Tahrir Square last year, said she believed recent attacks on
international journalists -- and on foreign and local women in Egypt -- were directed by remnants of the regime of former President Hosni Mubarak.
"It's a systematic campaign against journalists, who are enemies of the state," Logan told the Committee to Protect Journalists, a New York-based press freedom group, this week.
"They want to get the foreign media out," Logan added. "They don't
want foreigners from the media, aid organizations, or doing democracy
work. We are regarded as a threat to the regime."
The assault on Logan last year prompted dozens of female journalists
to break a code of silence and disclose previous sexual assaults. In the
four months after the attack, 52 female reporters disclosed to the
Committee to Protect Journalists that they had experienced varying
degrees of sexual violence -- from rape by multiple attackers to
aggressive groping -- in retaliation for their work or while reporting.
The victims included 27 local journalists from the Middle East, South
Asia, Africa, and the Americas. Twenty-five international journalists
reported being assaulted, including two who said they had been raped.
Several male journalists said they had been sexually abused when in
detention or captivity. Most of the attacks occurred in the last five
years. A small number date back 20 years.
"Many of the assaults fall into three general types," CPJ said in a June 2011 report entitled "The Silencing Crime".
"Targeted sexual violation of specific journalists, often in reprisal
for their work; mob-related sexual violence against journalists covering
public events; and sexual abuse of journalists in detention or
Journalists are also dying. This year, Syria has the world's highest
death toll. So far, 12 Syrian and foreign journalists have perished
while covering the conflict there.
In February, government forces fired rockets at a makeshift press
center used by Syrian and foreign journalists in the city of Homs after
apparently tracking satellite telephone signals from the site. The
attack killed the Syrian blogger Anas al Tarsha, French photographer
Remi Ochlik and American journalist Marie Colvin. The Syrian government
has also tried to use spying software to track Syrian anti-government activists, according to the Electronic Frontier Foundation, an Internet free-speech group.
Around the word, technological innovations are giving journalists in
developing countries larger audiences and more power, according to
advocates at this week's conference, which was organized by the International Press Institute. States, in turn, are trying to silence reporters in multiple ways.

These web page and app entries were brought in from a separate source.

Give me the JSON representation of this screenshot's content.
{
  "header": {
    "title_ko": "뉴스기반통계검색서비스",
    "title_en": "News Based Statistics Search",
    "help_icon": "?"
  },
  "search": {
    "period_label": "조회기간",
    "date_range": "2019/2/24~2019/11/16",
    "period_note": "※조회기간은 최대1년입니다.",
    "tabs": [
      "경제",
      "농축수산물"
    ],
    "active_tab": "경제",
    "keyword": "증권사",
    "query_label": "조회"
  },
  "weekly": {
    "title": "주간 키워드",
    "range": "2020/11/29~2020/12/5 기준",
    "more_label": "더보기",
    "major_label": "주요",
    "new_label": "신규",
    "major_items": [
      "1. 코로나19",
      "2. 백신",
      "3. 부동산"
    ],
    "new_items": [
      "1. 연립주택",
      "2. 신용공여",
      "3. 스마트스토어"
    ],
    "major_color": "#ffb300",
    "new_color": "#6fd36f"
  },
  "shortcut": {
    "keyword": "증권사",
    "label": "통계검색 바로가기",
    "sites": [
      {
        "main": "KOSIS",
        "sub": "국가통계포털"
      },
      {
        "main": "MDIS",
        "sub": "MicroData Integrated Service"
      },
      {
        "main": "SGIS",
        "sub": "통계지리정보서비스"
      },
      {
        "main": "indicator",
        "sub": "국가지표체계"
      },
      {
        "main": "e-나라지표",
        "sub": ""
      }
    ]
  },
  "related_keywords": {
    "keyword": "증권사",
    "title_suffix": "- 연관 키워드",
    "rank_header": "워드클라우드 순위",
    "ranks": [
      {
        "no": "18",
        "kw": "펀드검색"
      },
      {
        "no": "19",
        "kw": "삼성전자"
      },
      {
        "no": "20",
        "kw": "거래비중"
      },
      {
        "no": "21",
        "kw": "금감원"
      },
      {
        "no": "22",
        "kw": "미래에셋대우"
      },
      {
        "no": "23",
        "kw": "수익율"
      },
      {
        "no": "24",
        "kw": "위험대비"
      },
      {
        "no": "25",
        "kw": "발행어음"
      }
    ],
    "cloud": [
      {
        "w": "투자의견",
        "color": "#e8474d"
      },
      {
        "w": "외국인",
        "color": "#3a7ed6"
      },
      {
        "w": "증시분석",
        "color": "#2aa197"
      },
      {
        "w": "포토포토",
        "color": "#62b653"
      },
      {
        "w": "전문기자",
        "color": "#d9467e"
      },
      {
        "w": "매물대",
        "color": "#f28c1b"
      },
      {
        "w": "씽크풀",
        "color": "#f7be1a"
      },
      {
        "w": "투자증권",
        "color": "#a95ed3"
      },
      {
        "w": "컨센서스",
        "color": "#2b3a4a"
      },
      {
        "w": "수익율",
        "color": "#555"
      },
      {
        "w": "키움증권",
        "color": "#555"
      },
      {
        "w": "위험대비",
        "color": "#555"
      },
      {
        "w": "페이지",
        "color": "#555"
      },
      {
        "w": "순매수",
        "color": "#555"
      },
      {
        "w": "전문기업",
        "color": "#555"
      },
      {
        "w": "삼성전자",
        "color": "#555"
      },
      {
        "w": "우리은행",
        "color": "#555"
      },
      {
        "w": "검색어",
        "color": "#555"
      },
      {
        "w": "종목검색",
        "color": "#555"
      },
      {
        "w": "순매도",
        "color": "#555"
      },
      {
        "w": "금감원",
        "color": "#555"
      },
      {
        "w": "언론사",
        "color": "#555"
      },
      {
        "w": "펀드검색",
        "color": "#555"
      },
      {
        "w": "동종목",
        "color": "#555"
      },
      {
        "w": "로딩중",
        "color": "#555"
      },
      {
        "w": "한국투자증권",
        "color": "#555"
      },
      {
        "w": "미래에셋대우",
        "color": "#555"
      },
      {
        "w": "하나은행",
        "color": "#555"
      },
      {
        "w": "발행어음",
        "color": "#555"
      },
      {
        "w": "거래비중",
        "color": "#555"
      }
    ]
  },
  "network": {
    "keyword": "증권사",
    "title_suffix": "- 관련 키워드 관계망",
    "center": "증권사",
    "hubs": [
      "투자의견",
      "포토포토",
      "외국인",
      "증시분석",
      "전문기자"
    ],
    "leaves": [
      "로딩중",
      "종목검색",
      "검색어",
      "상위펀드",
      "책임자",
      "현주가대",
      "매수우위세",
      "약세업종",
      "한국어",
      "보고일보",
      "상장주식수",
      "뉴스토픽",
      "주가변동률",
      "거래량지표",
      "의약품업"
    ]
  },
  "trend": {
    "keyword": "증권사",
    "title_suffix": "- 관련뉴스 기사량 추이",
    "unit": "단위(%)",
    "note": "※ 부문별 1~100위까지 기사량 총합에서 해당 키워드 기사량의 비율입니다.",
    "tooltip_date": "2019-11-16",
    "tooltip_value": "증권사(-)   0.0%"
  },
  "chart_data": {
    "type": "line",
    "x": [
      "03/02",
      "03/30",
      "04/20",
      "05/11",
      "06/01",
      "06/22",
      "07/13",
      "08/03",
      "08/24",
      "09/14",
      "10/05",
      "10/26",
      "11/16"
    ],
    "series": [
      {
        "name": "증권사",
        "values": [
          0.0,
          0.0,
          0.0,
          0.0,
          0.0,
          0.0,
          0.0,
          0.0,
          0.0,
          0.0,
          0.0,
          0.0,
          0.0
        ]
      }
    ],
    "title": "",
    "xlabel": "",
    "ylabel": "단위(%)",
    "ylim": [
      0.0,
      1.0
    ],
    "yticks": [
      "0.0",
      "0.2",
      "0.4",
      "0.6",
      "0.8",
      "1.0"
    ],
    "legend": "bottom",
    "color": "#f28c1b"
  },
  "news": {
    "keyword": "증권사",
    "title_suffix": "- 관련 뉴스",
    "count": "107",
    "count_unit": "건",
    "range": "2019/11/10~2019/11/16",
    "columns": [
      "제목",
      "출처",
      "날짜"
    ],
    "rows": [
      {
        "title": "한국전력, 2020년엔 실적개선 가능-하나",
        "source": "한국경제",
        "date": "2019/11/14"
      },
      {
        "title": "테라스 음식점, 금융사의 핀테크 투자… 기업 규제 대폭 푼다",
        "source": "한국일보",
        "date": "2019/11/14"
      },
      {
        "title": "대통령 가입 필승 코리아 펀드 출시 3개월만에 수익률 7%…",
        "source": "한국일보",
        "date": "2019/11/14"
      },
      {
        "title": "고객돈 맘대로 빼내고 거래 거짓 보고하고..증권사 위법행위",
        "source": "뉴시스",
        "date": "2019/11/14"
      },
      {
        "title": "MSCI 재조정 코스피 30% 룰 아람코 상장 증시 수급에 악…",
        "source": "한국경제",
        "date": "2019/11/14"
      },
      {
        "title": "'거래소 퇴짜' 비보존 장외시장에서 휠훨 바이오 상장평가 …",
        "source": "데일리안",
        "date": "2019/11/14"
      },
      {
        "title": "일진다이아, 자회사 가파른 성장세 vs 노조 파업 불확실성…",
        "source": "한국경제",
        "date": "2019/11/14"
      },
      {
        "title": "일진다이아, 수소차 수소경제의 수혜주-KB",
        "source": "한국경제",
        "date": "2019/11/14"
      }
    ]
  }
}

In Guatemala, a recently enacted law makes sparking a "bank panic"
a criminal offense. The practical result is that journalists are barred
from examining the performance of banks and other financial